→ **ABOUT THIS TASK**: The answer should hold nothing but the lines from the one with "What data populates" through the end of the listing below, each exactly as written.

### SUPPLIED ENTRIES ###

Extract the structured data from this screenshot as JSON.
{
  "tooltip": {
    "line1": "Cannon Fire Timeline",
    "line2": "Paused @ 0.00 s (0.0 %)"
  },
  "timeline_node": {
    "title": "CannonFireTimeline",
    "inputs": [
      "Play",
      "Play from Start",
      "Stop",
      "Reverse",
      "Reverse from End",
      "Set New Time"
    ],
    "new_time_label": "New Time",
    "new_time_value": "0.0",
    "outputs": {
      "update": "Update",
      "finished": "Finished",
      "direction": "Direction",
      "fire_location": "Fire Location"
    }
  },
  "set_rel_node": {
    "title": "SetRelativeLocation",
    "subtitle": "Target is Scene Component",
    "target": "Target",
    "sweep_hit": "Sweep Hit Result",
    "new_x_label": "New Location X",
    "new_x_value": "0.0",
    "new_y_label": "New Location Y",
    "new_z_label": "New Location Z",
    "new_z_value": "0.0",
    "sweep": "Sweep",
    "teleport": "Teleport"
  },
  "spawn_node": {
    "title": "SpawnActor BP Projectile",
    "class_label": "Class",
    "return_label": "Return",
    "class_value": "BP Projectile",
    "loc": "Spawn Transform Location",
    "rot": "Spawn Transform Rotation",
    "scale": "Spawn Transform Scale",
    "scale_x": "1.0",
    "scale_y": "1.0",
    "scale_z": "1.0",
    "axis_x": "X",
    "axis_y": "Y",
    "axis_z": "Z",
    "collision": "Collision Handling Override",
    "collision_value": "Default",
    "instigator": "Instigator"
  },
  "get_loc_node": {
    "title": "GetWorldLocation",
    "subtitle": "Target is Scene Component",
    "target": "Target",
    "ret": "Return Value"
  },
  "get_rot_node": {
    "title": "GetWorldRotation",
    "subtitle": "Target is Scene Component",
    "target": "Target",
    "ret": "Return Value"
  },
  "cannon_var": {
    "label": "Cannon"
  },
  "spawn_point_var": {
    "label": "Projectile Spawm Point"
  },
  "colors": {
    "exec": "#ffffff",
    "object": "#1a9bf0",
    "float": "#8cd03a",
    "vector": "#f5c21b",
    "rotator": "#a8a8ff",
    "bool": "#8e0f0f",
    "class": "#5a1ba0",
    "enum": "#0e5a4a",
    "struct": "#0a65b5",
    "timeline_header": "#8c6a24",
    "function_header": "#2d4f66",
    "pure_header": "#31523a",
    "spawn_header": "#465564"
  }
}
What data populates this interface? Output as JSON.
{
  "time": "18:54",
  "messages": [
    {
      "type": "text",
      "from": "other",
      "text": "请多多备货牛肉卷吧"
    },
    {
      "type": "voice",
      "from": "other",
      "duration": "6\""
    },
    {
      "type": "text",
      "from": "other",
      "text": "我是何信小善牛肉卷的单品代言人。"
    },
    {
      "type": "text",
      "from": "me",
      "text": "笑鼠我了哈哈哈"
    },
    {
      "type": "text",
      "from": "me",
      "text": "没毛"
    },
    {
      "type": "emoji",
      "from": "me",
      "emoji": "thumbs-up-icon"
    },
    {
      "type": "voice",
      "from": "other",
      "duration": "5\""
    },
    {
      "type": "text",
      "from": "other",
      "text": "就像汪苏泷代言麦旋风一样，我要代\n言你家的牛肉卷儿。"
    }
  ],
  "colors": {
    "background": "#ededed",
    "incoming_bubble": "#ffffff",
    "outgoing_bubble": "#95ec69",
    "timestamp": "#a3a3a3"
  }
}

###

→ **RESPONSE FOR THIS EXERCISE**:
What data populates this interface? Output as JSON.
{
  "time": "18:54",
  "messages": [
    {
      "type": "text",
      "from": "other",
      "text": "请多多备货牛肉卷吧"
    },
    {
      "type": "voice",
      "from": "other",
      "duration": "6\""
    },
    {
      "type": "text",
      "from": "other",
      "text": "我是何信小善牛肉卷的单品代言人。"
    },
    {
      "type": "text",
      "from": "me",
      "text": "笑鼠我了哈哈哈"
    },
    {
      "type": "text",
      "from": "me",
      "text": "没毛"
    },
    {
      "type": "emoji",
      "from": "me",
      "emoji": "thumbs-up-icon"
    },
    {
      "type": "voice",
      "from": "other",
      "duration": "5\""
    },
    {
      "type": "text",
      "from": "other",
      "text": "就像汪苏泷代言麦旋风一样，我要代\n言你家的牛肉卷儿。"
    }
  ],
  "colors": {
    "background": "#ededed",
    "incoming_bubble": "#ffffff",
    "outgoing_bubble": "#95ec69",
    "timestamp": "#a3a3a3"
  }
}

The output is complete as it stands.